Latest revision as of 06:44, January 7, 2009

Though Jesus' birth is celebrated on December 25, most scholars agree that it is unlikely he was actually born on this date. The choice of December 25 for the Church's celebration of the Nativity is most likely to have been in order to squelch attendance at pagan solstice festivals falling on the same day.

This article would seem to contradict that....

http://markshea.blogspot.com/2006_12_01_markshea_archive.html#116611119750997638

Excerpt:

Time was when I, like most people, took it for granted the winter solstice and, in particular, the Roman Feast of the Birth of the Unconquered Sun were simply pagan celebrations that hung around into Christian times. In fact, when I set out to write this book I still thought this. But I discovered the reality is far more complicated and interesting. Indeed, it turns out this widely assumed "fact" that "everybody knows" is probably another sample of pseudo-knowledge. For according to William Tighe, a church history specialist at Pennsylvania's Muhlenberg College, "the pagan festival of the 'Birth of the Unconquered Sun' instituted by the Roman Emperor Aurelian on 25 December 274, was almost certainly an attempt to create a pagan alternative to a date that was already of some significance to Roman Christians. Thus the 'pagan origins of Christmas' is a myth without historical substance." - —The preceding unsigned comment was added by Deaconraphael (talkcontribs) December 24, 2006.
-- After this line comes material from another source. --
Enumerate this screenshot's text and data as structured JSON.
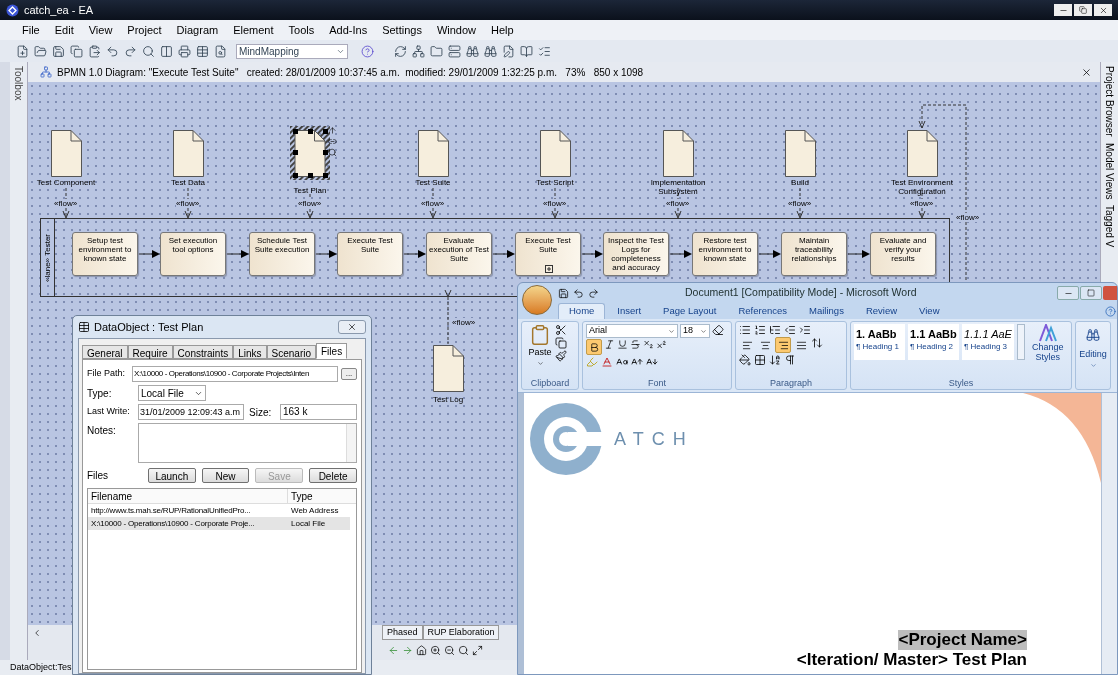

Interesting, though I would look at this a little differently - of course there are pagan precedents to Orthodox practice - there are many forms of religious life which constitute a kind of "universal grammar" of religious understanding (read Eliade, for example). Justin Martyr explain this by means of the idea of the "logos spermatikos" - the seeds of the Word scattered throughout creation. The Word is the creator, and it certainly makes sense that some memory of divine providence would be remembered in the world, and even discerned through the natural rotations of the spheres. The key here is that the real question isn't "which came first" but that the birth of the Son of God is shadowed in the myriad festivals of light that take place throughout the world after the winter soltice, when light once again begins to triumph over the darkness. Blessed Nativity! — FrJohn (talk) 19:32, December 24, 2006 (PST)
Personal tools
Namespaces
Variants
Actions
Navigation
interaction
Donate

Please consider supporting OrthodoxWiki. FAQs

Toolbox